As someone who is a self proclaimed ‘Selfologist’ and lover of questions, you’d thought I’d be all over the reflections and aspirations this time of year tends to focus upon.
In fact, the very opposite can be true. With the constant bombardment of big picture demands, proclamations and past behaviour analysis, I can be completely overwhelmed.
It’s not to say I haven’t enjoyed choosing how I want to feel, picking out a theme, word or colour for the year ahead, but that’s only when I’m actually able to hear my own inner voice respond.
Sometimes she just won’t answer on demand. No matter how long or hard I stare into my belly button, or breathe in and out deeply, I’m met with a stubborn silence.
A silence that can often be tinged with a sense of sadness. Upset I’ve tried to push too hard. You see the amount of effort you put in does not equate to the amount of enlightenment you may get out. This can leave me in a funk. The more frustrated I get, the more she withdraws.
That’s the best case scenario, the worst is that she lets the other voices take over, consumed with making the effort, she starts putting on a ‘stage school esque’ performance. She starts giving me what she thinks I ‘should’ want to hear.
Now, before you just write me off as the lady that hears voices and talks about herself in the annoying third person, or assume that I was asked to perform one too many times as a child ( you’d probably be right on that one ) I’ve witnessed this in my work life as well.
Often when I’m interviewing, the candidate can answer a question off the cuff with such ease and honesty, that even they seem blown away with the clarity and fluidity of their response. It feels right to them.
Other times, all I get is the standard stock answer that they think I want to hear. In fact, sometimes no amount of probing can get underneath the superficial and although it’s not wrong, it isn’t exactly right for either of us.
So if forced, I just end up with a list of goals that won’t mean anything to me if achieved ( highly unlikely if not given the right motivation behind them) and a bunch of generic observations, that although true: must make more time for … don’t have the insight or internal shift that makes the real difference to making that change.
That can be hard.
At a time when many are declaring their purpose, goals and focus you can feel even more adrift, a feeling that can disconnect you. I have at times felt at fault somehow, lost, alone and unable to see.
The one thing that brings me back to myself when I feel this kind of overwhelm is mindfulness.

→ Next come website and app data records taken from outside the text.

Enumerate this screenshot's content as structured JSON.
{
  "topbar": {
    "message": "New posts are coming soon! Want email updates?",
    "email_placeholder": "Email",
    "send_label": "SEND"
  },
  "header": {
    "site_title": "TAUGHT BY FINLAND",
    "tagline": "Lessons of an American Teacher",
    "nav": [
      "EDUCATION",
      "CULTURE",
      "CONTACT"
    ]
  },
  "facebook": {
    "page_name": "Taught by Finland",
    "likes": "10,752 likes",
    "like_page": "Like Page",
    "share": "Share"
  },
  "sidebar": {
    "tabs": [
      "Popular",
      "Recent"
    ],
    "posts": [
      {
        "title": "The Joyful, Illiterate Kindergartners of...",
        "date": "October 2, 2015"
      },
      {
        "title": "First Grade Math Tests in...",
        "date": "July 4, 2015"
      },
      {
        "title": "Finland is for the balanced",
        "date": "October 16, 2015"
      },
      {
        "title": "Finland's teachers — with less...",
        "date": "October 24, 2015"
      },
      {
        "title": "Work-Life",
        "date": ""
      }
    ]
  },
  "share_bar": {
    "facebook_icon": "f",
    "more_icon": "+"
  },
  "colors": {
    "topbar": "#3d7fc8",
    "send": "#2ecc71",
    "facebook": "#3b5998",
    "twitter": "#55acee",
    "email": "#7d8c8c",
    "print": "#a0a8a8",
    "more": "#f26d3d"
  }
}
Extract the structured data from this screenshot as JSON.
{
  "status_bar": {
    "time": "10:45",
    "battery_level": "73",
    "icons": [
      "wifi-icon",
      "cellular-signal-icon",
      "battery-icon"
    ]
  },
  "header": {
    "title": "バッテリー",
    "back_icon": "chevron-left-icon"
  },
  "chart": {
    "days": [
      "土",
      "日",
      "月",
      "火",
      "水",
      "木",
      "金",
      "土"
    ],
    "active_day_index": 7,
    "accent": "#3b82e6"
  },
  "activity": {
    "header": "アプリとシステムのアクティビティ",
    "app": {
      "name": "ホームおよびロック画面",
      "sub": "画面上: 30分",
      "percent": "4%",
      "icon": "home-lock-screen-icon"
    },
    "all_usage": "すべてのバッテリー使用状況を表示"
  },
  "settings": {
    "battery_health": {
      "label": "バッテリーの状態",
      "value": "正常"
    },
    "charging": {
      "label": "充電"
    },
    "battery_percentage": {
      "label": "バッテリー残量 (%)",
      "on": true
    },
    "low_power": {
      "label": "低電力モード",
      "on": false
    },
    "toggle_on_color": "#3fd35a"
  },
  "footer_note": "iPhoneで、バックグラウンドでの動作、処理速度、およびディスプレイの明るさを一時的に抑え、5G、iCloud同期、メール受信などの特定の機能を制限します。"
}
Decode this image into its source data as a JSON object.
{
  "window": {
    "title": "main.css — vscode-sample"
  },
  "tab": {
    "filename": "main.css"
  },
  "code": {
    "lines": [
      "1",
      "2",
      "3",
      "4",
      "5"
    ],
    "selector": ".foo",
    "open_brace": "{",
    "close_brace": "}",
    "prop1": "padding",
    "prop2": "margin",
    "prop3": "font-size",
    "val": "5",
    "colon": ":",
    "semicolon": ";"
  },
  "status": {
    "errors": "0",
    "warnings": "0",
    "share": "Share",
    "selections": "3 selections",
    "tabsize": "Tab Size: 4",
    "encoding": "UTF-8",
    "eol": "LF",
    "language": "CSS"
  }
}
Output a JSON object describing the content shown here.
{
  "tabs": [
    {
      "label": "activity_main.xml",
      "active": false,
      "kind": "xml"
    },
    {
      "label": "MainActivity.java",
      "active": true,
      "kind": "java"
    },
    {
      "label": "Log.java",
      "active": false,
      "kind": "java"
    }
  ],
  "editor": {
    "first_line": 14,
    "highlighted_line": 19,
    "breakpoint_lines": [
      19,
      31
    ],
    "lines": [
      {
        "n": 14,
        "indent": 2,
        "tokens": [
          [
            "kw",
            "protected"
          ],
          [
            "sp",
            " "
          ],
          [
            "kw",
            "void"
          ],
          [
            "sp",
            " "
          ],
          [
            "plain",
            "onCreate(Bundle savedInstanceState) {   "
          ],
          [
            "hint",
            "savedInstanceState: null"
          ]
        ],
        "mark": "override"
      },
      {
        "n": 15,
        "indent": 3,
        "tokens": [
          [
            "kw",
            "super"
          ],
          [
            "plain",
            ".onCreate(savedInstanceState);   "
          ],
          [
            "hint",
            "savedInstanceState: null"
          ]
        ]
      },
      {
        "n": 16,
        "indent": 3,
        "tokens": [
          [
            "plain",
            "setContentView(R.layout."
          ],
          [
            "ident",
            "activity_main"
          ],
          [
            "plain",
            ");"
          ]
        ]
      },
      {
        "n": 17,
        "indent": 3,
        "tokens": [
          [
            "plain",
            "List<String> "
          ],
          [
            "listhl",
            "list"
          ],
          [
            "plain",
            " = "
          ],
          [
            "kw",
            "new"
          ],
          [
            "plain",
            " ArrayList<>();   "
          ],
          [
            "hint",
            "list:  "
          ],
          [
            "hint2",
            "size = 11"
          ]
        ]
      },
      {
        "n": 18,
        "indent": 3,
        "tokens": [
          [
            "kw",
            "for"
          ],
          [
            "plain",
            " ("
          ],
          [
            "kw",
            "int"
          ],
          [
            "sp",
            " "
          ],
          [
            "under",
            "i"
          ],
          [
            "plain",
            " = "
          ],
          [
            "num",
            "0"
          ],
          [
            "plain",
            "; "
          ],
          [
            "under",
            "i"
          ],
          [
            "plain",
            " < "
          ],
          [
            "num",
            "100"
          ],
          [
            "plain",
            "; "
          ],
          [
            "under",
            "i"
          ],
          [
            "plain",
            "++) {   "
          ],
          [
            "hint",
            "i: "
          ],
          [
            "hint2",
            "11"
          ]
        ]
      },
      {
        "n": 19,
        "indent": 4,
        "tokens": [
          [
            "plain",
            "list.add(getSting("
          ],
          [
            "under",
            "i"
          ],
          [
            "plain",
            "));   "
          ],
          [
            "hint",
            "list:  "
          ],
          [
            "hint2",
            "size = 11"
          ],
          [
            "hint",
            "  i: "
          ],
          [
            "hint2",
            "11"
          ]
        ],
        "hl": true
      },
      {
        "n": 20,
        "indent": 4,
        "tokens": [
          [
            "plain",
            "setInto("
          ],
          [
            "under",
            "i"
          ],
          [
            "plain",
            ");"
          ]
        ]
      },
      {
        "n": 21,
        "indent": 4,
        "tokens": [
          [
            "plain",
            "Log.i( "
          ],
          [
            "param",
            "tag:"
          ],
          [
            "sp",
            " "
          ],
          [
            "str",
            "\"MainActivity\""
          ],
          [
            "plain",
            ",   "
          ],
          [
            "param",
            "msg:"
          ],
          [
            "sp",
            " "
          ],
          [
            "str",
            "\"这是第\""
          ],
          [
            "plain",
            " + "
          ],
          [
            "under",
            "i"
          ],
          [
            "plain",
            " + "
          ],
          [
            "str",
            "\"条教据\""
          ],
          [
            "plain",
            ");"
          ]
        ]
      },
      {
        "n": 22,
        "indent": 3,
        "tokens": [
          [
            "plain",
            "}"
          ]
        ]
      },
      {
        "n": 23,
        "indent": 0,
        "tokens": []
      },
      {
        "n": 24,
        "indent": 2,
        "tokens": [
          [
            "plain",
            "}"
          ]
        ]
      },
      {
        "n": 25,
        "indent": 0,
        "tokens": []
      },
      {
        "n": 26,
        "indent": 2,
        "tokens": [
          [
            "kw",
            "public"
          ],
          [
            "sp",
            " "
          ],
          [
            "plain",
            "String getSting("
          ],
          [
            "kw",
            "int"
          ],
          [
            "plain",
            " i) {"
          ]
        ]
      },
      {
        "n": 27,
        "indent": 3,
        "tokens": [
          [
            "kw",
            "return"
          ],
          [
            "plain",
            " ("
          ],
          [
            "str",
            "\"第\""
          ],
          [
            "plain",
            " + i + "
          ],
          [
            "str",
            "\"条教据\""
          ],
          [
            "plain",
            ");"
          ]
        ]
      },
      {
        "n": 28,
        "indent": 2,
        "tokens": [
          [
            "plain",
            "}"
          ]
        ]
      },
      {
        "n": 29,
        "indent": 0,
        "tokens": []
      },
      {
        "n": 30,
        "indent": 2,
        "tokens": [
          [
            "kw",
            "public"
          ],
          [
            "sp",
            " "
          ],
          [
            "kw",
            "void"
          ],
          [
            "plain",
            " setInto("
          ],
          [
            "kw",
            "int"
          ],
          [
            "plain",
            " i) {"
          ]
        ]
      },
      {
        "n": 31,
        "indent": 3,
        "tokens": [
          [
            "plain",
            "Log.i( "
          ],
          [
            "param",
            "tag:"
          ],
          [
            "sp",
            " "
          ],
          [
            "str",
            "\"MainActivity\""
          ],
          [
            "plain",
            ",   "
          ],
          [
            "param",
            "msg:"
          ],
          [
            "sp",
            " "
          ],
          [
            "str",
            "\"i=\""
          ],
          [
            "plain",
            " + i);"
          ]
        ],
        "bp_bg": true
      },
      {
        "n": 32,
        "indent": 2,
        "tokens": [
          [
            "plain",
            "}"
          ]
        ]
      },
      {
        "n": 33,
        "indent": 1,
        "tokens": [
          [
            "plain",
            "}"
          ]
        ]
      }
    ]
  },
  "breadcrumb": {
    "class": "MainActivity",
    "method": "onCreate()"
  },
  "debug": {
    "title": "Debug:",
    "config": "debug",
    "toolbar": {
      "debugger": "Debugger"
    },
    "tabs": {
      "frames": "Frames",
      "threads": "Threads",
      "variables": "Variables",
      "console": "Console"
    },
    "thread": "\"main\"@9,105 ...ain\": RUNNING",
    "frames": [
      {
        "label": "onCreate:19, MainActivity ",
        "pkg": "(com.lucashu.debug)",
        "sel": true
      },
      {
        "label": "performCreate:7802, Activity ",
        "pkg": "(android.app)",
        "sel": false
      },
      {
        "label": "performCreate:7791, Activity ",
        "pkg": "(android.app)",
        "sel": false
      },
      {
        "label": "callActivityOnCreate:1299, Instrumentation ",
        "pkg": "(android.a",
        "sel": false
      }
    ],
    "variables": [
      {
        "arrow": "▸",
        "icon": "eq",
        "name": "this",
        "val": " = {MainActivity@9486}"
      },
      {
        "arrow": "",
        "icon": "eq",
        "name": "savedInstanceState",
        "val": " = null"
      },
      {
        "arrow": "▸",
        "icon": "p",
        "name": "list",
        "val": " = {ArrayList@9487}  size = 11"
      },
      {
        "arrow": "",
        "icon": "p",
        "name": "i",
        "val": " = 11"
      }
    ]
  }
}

This was the game changer for me. To focus wholly on the moment I am in. To be in that moment, in the steps of my life , not its past or future. Living in the right now, not in the promise of the destination.
Mindfulness allows me to use all of my senses, not to over think or struggle. To be aware of myself and fully present.
This isn’t an instructional post on the mindful practice and there is a wealth of information out there, however, if you’re feeling stressed or anxious over the holiday season you could try either of my favourite simple mindful exercises:
1. Everyday ritual.
Take something you do every day, like brushing your teeth, I use making a cup go tea, and become super aware of every action. Try not to let your mind wander, but if it does, gently acknowledge without reprimand and come back to the task. Feel the weight of the cup or brush in your hand. The smells and sounds around you. Zone out the back ground noise of your thinking. Remember you are not your thoughts.
2. Mindful eating.
When we eat something we are usually only aware of the first and last bite. The rest largely ignored as we slip into auto pilot. Pay attention to the sensory experience: the texture, taste, smell, and appearance of the food, and the sounds you make whilst eating. What’s going on around you as you sit? Feel the chair beneath you and so on. You are not on a tasting test, this isn’t an evaluation of the food, but rather witnessing you within the present. Slowing down. Becoming aware, waking up to all that is.
You see I believe Maslow when he said:
“It isn’t normal to know what we want. It is a rare and difficult psychological achievement.”
An achievement that I really want to work towards and know that I’m in it for the long haul. That it’s not something I will truly ever finish and be able to hang on a wall, a question answered on demand during a particular time on the calendar, but rather a journey of moments, savoured and revealed in its steps.